Born in Brooklyn, Conway was eight years old when Fantastic Four #1 hit the stands. By the time he was sixteen, he was writing scripts for DC Comics; soon after, he met [associate editor] Roy Thomas, who assigned him a Marvel writers’ test. But [editor Stan] Lee was, as usual, less than impressed with the way another writer handled the characters he shepherded.
“He writes really well for a seventeen-year-old kid,” Thomas reasoned.
Lee, who himself had first walked into Marvel’s offices at that age, paused. “Well, can’t we get someone who writes really well for a twenty-five-year-old kid?”
The point of the anecdote (at least for Howe) seems to be the irony of Lee’s doubting that someone could be ready to start writing for Marvel at age seventeen, when that’s exactly how old he’d been himself when he’d begun working for his cousin’s husband, Martin Goodman, circa 1940. But, after some consideration, your humble blogger is of the opinion that Stan the Man may have been on to something.
Maybe Gerry Conway wasn’t quite ready to handle the monthly adventures of Daredevil, Iron Man, Sub-Mariner, et al, fresh out of high school.
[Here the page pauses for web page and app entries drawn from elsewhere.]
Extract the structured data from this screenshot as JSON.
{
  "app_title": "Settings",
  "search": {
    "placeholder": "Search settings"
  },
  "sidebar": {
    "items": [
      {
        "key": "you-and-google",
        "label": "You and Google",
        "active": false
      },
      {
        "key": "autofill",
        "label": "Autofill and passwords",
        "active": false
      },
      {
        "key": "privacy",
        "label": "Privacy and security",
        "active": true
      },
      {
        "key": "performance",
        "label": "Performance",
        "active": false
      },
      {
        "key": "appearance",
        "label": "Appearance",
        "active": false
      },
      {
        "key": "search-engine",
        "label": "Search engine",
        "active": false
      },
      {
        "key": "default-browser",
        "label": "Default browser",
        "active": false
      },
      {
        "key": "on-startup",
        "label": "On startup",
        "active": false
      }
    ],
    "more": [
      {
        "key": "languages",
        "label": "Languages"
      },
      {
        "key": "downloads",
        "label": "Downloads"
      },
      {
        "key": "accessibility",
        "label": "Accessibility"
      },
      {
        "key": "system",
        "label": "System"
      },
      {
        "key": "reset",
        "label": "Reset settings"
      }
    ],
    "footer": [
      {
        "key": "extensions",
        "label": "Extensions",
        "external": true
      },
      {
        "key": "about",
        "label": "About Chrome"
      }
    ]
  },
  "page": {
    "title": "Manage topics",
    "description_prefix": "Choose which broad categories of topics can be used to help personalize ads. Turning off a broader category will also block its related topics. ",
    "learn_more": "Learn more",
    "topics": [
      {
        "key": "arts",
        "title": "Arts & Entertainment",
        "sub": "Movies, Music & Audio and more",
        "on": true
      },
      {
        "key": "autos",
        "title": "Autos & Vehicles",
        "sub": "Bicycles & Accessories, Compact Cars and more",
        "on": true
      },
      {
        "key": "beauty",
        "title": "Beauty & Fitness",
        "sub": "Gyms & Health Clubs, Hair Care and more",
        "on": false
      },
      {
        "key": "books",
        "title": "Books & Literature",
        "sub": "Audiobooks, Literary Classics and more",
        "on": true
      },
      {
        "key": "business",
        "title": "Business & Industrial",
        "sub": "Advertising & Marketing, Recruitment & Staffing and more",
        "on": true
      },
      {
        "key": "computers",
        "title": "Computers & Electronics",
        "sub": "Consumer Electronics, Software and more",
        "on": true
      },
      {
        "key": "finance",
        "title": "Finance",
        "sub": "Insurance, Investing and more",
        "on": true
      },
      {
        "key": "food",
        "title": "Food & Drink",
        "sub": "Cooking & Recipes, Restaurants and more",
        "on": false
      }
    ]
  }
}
Read More
Batman #237’s “Night of the Reaper!” wasn’t the first comic book story set at the real-life Rutland, VT Halloween Parade; that distinction goes to Avengers #83, which was published one year earlier (and was covered here on this blog last October). Nor would it be the last such tale.
But it was almost certainly the best of the bunch.
That’s really not surprising, given that the story was crafted by one of the most outstanding creative teams of the era — writer Denny O’Neil, penciller Neal Adams, and inker Dick Giordano — as well as that it, more than most of its fellows, aspired to be about something more than either the Parade itself, or conventional superheroic goings-on — something decidedly more serious, in fact — and was largely successful in achieving this aim, ultimately addressing the subject of the Holocaust in a dramatic, but sensitive, manner.
Nevertheless, the origins of this classic story in certain actual (but not very serious) events — and the appearance within its pages of several equally actual persons who either already were, or would soon become, well-known comics industry professionals — can’t help but be responsible for a certain amount of “Night of the Reaper!” lasting appeal. And it’s with those events, and persons, that we begin. Read More